#### [WORK TASK]
Write the entries out again. Each one must match exactly.

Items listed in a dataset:
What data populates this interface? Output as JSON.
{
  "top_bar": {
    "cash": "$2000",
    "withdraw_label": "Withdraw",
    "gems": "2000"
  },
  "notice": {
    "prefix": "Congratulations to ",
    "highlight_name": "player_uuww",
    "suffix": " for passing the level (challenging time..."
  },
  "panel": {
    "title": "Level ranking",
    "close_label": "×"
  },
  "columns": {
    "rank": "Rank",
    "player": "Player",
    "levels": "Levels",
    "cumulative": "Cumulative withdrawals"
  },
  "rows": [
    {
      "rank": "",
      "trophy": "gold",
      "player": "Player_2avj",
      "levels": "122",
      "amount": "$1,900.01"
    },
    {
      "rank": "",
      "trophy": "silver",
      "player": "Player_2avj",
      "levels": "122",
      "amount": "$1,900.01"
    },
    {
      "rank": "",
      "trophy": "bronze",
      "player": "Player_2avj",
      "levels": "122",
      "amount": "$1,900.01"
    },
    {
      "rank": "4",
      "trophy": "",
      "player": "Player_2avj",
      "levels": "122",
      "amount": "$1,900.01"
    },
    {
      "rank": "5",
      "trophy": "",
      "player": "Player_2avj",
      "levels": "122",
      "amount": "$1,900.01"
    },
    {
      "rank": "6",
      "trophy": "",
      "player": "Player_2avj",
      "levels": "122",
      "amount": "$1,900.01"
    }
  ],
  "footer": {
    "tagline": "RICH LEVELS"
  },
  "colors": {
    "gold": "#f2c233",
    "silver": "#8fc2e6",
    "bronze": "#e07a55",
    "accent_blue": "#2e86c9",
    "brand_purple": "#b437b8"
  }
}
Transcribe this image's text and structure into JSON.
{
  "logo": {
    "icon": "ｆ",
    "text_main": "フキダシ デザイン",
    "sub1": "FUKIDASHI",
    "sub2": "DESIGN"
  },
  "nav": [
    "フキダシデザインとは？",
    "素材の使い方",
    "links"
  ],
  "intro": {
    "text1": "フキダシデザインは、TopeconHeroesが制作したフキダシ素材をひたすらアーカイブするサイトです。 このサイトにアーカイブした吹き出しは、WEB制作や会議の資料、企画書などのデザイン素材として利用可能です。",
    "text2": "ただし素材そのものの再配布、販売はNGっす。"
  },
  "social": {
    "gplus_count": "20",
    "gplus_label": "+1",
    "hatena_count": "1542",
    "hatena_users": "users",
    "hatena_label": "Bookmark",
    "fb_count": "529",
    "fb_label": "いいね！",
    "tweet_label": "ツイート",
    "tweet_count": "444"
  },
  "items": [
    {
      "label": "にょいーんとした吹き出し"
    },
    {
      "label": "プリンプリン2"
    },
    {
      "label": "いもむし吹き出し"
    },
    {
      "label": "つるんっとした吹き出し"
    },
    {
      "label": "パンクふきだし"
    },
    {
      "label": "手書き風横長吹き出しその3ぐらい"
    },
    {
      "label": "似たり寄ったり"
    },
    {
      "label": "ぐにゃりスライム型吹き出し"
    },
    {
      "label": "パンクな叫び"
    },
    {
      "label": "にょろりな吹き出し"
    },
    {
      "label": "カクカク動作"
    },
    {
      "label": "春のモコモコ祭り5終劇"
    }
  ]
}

#### [ANSWER BOX]
What data populates this interface? Output as JSON.
{
  "top_bar": {
    "cash": "$2000",
    "withdraw_label": "Withdraw",
    "gems": "2000"
  },
  "notice": {
    "prefix": "Congratulations to ",
    "highlight_name": "player_uuww",
    "suffix": " for passing the level (challenging time..."
  },
  "panel": {
    "title": "Level ranking",
    "close_label": "×"
  },
  "columns": {
    "rank": "Rank",
    "player": "Player",
    "levels": "Levels",
    "cumulative": "Cumulative withdrawals"
  },
  "rows": [
    {
      "rank": "",
      "trophy": "gold",
      "player": "Player_2avj",
      "levels": "122",
      "amount": "$1,900.01"
    },
    {
      "rank": "",
      "trophy": "silver",
      "player": "Player_2avj",
      "levels": "122",
      "amount": "$1,900.01"
    },
    {
      "rank": "",
      "trophy": "bronze",
      "player": "Player_2avj",
      "levels": "122",
      "amount": "$1,900.01"
    },
    {
      "rank": "4",
      "trophy": "",
      "player": "Player_2avj",
      "levels": "122",
      "amount": "$1,900.01"
    },
    {
      "rank": "5",
      "trophy": "",
      "player": "Player_2avj",
      "levels": "122",
      "amount": "$1,900.01"
    },
    {
      "rank": "6",
      "trophy": "",
      "player": "Player_2avj",
      "levels": "122",
      "amount": "$1,900.01"
    }
  ],
  "footer": {
    "tagline": "RICH LEVELS"
  },
  "colors": {
    "gold": "#f2c233",
    "silver": "#8fc2e6",
    "bronze": "#e07a55",
    "accent_blue": "#2e86c9",
    "brand_purple": "#b437b8"
  }
}
Transcribe this image's text and structure into JSON.
{
  "logo": {
    "icon": "ｆ",
    "text_main": "フキダシ デザイン",
    "sub1": "FUKIDASHI",
    "sub2": "DESIGN"
  },
  "nav": [
    "フキダシデザインとは？",
    "素材の使い方",
    "links"
  ],
  "intro": {
    "text1": "フキダシデザインは、TopeconHeroesが制作したフキダシ素材をひたすらアーカイブするサイトです。 このサイトにアーカイブした吹き出しは、WEB制作や会議の資料、企画書などのデザイン素材として利用可能です。",
    "text2": "ただし素材そのものの再配布、販売はNGっす。"
  },
  "social": {
    "gplus_count": "20",
    "gplus_label": "+1",
    "hatena_count": "1542",
    "hatena_users": "users",
    "hatena_label": "Bookmark",
    "fb_count": "529",
    "fb_label": "いいね！",
    "tweet_label": "ツイート",
    "tweet_count": "444"
  },
  "items": [
    {
      "label": "にょいーんとした吹き出し"
    },
    {
      "label": "プリンプリン2"
    },
    {
      "label": "いもむし吹き出し"
    },
    {
      "label": "つるんっとした吹き出し"
    },
    {
      "label": "パンクふきだし"
    },
    {
      "label": "手書き風横長吹き出しその3ぐらい"
    },
    {
      "label": "似たり寄ったり"
    },
    {
      "label": "ぐにゃりスライム型吹き出し"
    },
    {
      "label": "パンクな叫び"
    },
    {
      "label": "にょろりな吹き出し"
    },
    {
      "label": "カクカク動作"
    },
    {
      "label": "春のモコモコ祭り5終劇"
    }
  ]
}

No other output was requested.